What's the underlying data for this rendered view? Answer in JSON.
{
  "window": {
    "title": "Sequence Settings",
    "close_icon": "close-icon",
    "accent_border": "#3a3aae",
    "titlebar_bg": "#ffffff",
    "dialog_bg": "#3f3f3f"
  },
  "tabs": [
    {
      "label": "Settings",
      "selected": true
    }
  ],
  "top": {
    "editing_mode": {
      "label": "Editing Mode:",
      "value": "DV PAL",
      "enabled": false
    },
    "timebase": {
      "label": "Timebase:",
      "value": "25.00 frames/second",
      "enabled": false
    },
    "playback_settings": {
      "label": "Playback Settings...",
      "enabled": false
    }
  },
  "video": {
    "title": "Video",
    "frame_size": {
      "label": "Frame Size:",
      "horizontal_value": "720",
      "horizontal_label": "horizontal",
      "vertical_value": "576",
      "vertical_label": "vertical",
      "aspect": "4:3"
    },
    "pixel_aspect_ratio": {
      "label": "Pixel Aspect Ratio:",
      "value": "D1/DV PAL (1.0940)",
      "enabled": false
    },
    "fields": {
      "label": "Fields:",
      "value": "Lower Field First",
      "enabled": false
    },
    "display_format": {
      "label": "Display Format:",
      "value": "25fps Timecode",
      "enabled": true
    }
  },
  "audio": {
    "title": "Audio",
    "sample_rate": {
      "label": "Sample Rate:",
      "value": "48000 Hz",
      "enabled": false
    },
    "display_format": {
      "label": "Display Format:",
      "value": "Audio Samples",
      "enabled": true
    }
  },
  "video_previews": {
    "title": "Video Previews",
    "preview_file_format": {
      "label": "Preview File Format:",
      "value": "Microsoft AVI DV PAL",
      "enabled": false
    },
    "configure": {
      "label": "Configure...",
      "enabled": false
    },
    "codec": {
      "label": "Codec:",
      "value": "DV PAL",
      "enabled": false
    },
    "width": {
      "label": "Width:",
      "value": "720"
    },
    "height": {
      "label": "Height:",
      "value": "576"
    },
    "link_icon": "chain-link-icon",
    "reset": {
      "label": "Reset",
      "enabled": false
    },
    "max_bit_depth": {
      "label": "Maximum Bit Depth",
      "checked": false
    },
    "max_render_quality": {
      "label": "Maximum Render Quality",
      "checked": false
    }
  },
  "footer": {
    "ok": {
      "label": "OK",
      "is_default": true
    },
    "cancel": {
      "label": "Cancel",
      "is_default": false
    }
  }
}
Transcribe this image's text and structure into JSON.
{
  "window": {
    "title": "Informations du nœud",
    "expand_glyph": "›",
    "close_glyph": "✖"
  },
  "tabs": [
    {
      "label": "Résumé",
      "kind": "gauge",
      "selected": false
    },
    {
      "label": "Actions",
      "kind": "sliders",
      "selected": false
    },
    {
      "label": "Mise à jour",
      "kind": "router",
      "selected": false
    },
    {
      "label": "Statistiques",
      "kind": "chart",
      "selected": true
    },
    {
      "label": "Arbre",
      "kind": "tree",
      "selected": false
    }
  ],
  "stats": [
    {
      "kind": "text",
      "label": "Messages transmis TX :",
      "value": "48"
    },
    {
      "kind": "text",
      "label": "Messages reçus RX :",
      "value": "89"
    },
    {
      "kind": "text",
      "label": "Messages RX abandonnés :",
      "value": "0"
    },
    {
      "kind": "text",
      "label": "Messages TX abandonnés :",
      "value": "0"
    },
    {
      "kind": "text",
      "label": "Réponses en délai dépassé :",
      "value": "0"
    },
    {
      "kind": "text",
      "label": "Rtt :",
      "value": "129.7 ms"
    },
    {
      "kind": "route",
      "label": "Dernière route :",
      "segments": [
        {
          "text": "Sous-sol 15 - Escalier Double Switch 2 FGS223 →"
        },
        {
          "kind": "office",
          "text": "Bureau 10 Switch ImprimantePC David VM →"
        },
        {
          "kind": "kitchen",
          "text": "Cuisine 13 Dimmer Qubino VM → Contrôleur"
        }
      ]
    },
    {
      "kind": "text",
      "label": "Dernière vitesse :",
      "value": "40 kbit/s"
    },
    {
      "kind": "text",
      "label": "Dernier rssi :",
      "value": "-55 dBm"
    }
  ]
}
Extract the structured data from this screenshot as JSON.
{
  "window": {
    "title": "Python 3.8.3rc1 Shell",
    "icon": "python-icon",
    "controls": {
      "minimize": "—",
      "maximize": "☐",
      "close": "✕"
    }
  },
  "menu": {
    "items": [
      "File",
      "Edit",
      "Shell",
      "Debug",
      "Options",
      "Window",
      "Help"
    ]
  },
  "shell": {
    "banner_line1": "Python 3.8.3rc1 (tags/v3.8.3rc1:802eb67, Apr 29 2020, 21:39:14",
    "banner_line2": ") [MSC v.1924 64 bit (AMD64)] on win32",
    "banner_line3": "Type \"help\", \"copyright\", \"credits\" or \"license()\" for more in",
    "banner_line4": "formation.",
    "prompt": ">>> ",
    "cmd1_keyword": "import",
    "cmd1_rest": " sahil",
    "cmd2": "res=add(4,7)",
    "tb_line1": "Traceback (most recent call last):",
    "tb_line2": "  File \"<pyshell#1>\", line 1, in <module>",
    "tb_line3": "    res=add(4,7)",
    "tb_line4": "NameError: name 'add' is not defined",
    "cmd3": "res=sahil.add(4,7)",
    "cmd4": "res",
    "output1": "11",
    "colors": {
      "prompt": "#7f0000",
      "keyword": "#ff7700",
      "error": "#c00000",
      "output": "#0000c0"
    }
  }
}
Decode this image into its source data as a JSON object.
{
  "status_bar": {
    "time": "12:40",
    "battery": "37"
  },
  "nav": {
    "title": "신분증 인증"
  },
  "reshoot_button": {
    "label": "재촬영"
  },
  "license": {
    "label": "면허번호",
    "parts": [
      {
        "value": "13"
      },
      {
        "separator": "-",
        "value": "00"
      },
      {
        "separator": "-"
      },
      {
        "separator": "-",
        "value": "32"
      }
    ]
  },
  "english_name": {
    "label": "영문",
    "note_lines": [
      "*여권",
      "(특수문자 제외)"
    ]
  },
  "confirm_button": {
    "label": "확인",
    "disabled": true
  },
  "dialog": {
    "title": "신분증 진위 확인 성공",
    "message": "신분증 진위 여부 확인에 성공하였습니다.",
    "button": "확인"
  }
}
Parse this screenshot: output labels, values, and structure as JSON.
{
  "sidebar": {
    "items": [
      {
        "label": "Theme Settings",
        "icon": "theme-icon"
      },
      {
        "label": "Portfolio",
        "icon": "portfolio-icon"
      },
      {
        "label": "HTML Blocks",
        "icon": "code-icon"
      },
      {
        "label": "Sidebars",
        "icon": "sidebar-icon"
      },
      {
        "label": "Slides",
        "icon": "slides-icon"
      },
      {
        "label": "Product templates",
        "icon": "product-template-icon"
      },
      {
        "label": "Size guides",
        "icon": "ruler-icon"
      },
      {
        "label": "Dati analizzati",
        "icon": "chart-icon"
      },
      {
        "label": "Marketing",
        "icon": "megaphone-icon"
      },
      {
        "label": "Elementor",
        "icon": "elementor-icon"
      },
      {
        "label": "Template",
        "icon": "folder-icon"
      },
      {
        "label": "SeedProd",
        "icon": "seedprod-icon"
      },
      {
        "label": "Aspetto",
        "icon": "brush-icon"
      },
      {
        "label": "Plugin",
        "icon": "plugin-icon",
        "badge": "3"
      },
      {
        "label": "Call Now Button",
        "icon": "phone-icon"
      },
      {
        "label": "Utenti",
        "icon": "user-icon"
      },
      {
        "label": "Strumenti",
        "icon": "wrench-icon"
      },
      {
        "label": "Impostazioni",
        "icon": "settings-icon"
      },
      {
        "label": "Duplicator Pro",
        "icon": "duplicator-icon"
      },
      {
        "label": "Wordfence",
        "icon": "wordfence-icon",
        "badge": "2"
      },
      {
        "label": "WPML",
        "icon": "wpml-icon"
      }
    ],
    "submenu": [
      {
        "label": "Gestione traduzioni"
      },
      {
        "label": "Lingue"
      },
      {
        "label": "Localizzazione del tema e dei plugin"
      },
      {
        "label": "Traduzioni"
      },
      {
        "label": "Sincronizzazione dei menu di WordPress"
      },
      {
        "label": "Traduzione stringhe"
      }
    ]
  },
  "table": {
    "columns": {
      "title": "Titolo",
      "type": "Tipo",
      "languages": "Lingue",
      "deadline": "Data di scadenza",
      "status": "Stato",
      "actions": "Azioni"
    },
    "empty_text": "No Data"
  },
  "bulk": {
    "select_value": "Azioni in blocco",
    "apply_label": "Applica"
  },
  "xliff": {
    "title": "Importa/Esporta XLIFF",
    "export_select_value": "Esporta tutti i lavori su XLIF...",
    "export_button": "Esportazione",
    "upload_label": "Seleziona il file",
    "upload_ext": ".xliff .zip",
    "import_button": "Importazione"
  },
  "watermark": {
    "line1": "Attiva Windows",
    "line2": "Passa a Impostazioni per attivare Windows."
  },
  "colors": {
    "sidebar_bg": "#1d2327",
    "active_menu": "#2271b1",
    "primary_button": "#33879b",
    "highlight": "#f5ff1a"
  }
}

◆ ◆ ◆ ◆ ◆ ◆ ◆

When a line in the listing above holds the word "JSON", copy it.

RESPONSE TO THE EXERCISE:
What's the underlying data for this rendered view? Answer in JSON.
Transcribe this image's text and structure into JSON.
Extract the structured data from this screenshot as JSON.
Decode this image into its source data as a JSON object.
Parse this screenshot: output labels, values, and structure as JSON.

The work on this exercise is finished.